Atypical Presentation of Cat-Scratch Disease
Monica Liao Chang, MD, and Roberto P. Santos, MD
Bernard and Millie Duker Children’s Hospital, Albany, New York
M. Kristina Subik, MD
Albany Medical Center, Albany, New York
Chang ML, Santos RP, Subik MK. Atypical presentation of cat-scratch disease. Consultant for Pediatricians. 2011;14(11):527-528.
A previously healthy 11-year-old boy presented with a 6-week history of fever and abdominal pain with alternating diarrhea and constipation. He had no sick contacts, recent travel history, or household pets.
Earlier in the course of the illness, he had been evaluated by several medical providers at an urgent care center and an emergency department. He had had three chest radiographs, an abdominal ultrasonography scan, and two computed tomography scans of his abdomen, the latter of which showed an appendicolith and thickening of the terminal ileum (A). He was admitted on the sixth week of illness for fever of unknown origin.
On physical examination, he had a fever (37.8° to 38.3°C) without changes in sensorium, rash, lymphadenopathy, or hepatosplenomegaly. He had right lower quadrant tenderness on palpation. Inflammatory markers were elevated (C-reactive protein, 153 mg/dL; erythrocyte sedimentation rate, 120 mm/h). Blood, stool, and urine cultures were negative for pathogens. Upper gastrointestinal endoscopy and colonoscopy results were normal. Further history revealed that the family had 6 cats.
The boy was started empirically on doxycycline while awaiting serologic test results for Bartonella henselae, which eventually showed an immunoglobulin G titer of 1:256, four times above baseline. Biopsy results of the terminal ileum showed a necrotizing granuloma (B). His symptoms improved after 2 weeks of doxycycline.
Repeated history and physical examination is the cornerstone in the evaluation of fever of unknown origin (FUO). B henselae infection is the third leading infectious cause of FUO, after Epstein-Barr virus infection and osteomyelitis. A history of exposure to cats is not found uniformly among those with bartonellosis, which should be considered in the initial evaluation of FUO regardless of known exposure to cats.1
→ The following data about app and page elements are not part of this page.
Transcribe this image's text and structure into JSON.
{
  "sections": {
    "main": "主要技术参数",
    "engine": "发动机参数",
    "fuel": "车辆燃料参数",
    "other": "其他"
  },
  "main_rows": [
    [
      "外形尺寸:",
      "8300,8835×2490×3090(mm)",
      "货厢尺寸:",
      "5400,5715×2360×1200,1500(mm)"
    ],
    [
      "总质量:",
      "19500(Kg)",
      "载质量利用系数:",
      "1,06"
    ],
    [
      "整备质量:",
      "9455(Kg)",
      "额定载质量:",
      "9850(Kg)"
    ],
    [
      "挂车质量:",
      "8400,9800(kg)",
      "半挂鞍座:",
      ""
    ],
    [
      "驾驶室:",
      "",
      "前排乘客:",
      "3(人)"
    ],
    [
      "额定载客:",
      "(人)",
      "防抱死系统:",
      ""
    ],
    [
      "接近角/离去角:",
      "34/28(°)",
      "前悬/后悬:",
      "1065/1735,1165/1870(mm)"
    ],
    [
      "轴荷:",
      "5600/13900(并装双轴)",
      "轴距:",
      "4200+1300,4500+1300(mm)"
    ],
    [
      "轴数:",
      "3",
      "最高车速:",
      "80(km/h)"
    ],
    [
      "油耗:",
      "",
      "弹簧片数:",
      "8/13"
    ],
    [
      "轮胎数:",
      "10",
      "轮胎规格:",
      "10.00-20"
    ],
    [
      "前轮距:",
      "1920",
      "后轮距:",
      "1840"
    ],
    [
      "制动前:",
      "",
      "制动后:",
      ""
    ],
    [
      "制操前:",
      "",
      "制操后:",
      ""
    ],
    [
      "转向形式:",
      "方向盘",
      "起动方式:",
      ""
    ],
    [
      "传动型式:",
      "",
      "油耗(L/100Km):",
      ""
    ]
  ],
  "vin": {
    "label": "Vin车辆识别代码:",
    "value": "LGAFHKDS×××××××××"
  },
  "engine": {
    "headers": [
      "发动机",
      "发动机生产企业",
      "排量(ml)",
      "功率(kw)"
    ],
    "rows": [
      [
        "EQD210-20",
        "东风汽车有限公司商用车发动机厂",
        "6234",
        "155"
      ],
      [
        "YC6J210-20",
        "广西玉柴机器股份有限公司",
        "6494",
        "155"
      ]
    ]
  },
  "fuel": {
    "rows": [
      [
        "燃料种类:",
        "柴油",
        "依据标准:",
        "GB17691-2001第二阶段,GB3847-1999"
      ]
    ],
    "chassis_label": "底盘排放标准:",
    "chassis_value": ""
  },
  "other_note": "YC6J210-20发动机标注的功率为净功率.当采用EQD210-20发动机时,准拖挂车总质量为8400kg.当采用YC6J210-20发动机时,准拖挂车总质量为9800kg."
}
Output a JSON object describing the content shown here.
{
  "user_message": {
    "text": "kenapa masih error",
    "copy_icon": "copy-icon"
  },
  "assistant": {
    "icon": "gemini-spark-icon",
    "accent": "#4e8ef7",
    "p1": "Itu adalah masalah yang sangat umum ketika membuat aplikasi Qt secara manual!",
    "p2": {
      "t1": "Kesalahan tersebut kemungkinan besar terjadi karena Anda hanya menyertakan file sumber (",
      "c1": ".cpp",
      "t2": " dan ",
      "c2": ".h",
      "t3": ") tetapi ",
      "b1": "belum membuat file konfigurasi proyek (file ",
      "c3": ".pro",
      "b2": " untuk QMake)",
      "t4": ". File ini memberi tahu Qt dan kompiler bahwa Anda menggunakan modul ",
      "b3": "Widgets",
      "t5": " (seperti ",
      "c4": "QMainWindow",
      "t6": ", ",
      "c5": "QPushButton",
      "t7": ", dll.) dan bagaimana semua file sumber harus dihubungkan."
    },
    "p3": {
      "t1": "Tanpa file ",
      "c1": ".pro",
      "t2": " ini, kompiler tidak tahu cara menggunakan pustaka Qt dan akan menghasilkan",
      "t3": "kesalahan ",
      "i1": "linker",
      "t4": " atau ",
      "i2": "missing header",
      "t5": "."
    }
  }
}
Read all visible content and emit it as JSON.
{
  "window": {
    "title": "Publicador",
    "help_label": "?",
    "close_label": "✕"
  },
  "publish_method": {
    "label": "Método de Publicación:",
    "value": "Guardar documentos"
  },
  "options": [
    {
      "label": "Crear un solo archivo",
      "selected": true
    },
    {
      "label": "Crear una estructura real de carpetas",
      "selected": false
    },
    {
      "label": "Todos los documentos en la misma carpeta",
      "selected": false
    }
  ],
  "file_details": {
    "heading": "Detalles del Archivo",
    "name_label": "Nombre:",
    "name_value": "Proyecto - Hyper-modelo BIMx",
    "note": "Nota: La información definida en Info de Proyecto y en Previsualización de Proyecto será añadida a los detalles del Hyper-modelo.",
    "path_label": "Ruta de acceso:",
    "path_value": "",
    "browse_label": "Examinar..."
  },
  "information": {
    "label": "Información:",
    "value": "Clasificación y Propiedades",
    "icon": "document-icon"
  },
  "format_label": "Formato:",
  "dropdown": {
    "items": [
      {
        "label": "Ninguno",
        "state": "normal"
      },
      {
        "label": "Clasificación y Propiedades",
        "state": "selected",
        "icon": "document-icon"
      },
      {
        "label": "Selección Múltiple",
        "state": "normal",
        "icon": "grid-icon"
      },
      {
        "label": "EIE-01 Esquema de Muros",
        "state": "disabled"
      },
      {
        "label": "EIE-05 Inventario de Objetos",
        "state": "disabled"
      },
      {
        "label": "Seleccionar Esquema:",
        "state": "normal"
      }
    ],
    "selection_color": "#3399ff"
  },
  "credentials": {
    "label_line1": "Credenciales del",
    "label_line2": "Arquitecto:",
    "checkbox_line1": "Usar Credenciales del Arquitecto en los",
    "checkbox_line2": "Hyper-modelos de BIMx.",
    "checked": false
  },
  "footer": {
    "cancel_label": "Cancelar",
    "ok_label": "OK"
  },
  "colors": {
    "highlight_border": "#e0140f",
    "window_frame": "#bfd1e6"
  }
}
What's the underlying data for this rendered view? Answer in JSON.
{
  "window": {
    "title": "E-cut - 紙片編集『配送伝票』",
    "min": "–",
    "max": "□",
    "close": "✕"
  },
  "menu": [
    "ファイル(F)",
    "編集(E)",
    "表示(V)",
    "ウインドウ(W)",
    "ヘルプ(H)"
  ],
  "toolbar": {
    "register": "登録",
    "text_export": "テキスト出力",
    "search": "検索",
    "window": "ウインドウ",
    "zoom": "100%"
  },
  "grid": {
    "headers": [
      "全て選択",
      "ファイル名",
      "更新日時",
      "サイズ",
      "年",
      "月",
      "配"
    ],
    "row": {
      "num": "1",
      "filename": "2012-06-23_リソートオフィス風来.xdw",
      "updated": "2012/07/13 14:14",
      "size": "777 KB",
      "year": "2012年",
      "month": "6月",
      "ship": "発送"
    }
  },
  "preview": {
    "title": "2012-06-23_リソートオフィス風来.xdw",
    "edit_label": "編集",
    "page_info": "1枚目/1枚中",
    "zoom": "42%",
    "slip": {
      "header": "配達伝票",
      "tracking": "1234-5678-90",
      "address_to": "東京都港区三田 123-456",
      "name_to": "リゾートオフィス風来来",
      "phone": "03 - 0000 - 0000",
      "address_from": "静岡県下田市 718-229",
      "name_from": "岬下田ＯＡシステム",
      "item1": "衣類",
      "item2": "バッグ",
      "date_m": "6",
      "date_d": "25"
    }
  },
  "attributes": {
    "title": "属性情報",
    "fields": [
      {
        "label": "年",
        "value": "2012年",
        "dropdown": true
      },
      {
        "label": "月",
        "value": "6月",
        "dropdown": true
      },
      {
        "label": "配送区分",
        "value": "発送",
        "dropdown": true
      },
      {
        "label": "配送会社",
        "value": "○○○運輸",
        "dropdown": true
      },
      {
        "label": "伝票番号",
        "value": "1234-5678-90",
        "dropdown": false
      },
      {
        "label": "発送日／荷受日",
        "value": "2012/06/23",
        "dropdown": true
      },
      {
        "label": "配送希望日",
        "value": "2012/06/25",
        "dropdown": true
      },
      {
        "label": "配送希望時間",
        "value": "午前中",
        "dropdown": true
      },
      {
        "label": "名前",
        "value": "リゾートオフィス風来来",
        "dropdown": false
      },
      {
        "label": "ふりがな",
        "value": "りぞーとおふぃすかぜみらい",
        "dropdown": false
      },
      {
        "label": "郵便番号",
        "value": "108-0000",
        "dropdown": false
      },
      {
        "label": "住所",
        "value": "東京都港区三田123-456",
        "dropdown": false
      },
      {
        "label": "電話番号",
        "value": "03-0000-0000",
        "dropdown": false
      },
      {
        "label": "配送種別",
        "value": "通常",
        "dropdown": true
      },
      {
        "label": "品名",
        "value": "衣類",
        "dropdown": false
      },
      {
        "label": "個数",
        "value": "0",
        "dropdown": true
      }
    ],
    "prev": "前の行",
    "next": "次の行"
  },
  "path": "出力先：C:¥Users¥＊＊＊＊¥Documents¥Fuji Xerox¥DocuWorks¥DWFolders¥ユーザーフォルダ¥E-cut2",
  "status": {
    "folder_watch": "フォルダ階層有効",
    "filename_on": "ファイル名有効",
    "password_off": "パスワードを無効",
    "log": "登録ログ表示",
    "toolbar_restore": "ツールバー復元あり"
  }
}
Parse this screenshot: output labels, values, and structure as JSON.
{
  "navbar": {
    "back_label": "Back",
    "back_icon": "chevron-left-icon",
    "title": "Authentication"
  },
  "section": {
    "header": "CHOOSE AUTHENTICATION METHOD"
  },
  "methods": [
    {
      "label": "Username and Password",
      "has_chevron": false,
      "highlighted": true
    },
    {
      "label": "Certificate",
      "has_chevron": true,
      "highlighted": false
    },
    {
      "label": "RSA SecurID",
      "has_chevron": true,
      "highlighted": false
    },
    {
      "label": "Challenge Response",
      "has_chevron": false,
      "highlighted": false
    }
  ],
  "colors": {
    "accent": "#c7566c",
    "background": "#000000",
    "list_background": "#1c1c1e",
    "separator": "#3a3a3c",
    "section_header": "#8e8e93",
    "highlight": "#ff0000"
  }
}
B henselae infections can affect many organs and can cause a broad range of clinical syndromes, including FUO, cat-scratch disease (CSD), and hepatosplenic disease. Typical CSD is characterized by fever and localized lymphadenopathy. Bacillary angiomatosis lesions may be seen in immunocompromised patients.1,2 Our patient had an atypical presentation; one other similar case has been reported in an adolescent boy with a sustained fever for 3 weeks, anorexia, weight loss, and right lower quadrant pain.3 Ultrasonography showed that the boy in that case had increased thickness of the terminal ileum that was confirmed to be associated with B henselae infection.
A high index of clinical suspicion is needed in diagnosing FUO associated with CSD. Laboratory tests that may be helpful include polymerase chain reaction (PCR), serology tests for B henselae antibodies, and biopsy with histopathology. PCR may be useful, but B henselae is detected in the blood during the first 6 weeks from onset, whereas most patients often are investigated several weeks after the onset of disease. Antibody titers greater than 1:64 are suggestive of B henselae infection.2 The histologic hallmarks include granulomatous lesions with central stellate microabscess.4
Treatment of mild infections is supportive, while severe infections are treated with antibiotics. Doxycycline is the preferred antibiotic for atypical and more serious infections due to its excellent intracellular penetration.1 Other agents known to be effective include azithromycin, ciprofloxacin, gentamicin, rifampin, and trimethoprim-sulfamethoxazole. The optimal duration of treatment may be several weeks for systemic disease.5
1. Florin TA, Zaoutis TE, Zaoutis LB. Beyond cat scratch disease: widening spectrum of Bartonella henselae infection. Pediatrics. 2008;121(5):e1413-1425.
2. Massei F, Gori L, Macchia P, Maggiore G. The expanded spectrum of bartonellosis in children. Infect Dis Clin North Am. 2005;19(3):691-711.
3. Massei F, Massimetti M, Messina F, Macchia P, Maggiore G. Bartonella henselae and inflammatory bowel disease. Lancet. 2000;356(9237):1245-1246.
4. Lamps LW, Scott MA. Cat-scratch disease: historic, clinical, and pathologic perspectives. Am J Clin Pathol. 2004;121(suppl1):S71-S80.
5. Cat scratch disease (Bartonella henselae). In: Kimberlin DW, Brady MT, Jackson MA, Long SL, eds. Red Book: 2015 Report of the Committee on Infectious Diseases. 30th ed. Elk Grove Village, IL: American Academy of Pediatrics; 2015:280-283.